[Dataset rows describing interfaces]
_ _ _ _ _
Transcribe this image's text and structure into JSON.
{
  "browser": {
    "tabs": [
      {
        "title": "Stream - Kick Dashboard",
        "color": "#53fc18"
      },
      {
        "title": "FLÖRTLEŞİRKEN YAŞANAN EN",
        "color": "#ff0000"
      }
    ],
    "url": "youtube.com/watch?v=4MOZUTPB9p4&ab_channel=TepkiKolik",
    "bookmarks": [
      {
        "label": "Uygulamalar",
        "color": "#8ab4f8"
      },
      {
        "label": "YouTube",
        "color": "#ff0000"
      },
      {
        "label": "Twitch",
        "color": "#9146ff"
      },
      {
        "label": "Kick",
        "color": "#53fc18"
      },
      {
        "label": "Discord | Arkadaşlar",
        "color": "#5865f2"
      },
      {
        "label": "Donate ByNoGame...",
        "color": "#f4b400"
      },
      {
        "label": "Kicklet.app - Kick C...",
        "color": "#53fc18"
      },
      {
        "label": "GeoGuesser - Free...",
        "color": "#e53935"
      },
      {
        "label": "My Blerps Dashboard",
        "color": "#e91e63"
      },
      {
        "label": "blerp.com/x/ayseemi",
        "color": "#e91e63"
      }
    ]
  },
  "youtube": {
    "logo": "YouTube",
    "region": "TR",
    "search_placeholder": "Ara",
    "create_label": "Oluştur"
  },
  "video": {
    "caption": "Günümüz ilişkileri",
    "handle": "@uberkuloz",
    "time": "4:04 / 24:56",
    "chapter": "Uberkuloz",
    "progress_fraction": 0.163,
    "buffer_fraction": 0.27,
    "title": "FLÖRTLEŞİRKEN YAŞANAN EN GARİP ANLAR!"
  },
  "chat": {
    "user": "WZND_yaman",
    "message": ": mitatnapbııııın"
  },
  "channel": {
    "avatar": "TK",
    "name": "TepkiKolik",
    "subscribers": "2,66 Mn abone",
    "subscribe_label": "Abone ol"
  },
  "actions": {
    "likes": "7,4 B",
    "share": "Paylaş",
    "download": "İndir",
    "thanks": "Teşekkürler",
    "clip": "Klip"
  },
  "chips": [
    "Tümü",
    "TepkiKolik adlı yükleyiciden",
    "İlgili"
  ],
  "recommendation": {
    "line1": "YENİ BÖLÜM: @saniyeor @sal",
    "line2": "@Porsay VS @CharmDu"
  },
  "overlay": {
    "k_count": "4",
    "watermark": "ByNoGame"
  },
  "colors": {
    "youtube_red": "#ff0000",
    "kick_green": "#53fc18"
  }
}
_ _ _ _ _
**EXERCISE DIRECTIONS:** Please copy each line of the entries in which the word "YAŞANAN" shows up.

**RESULT OF THE TASK:**
        "title": "FLÖRTLEŞİRKEN YAŞANAN EN",
    "title": "FLÖRTLEŞİRKEN YAŞANAN EN GARİP ANLAR!"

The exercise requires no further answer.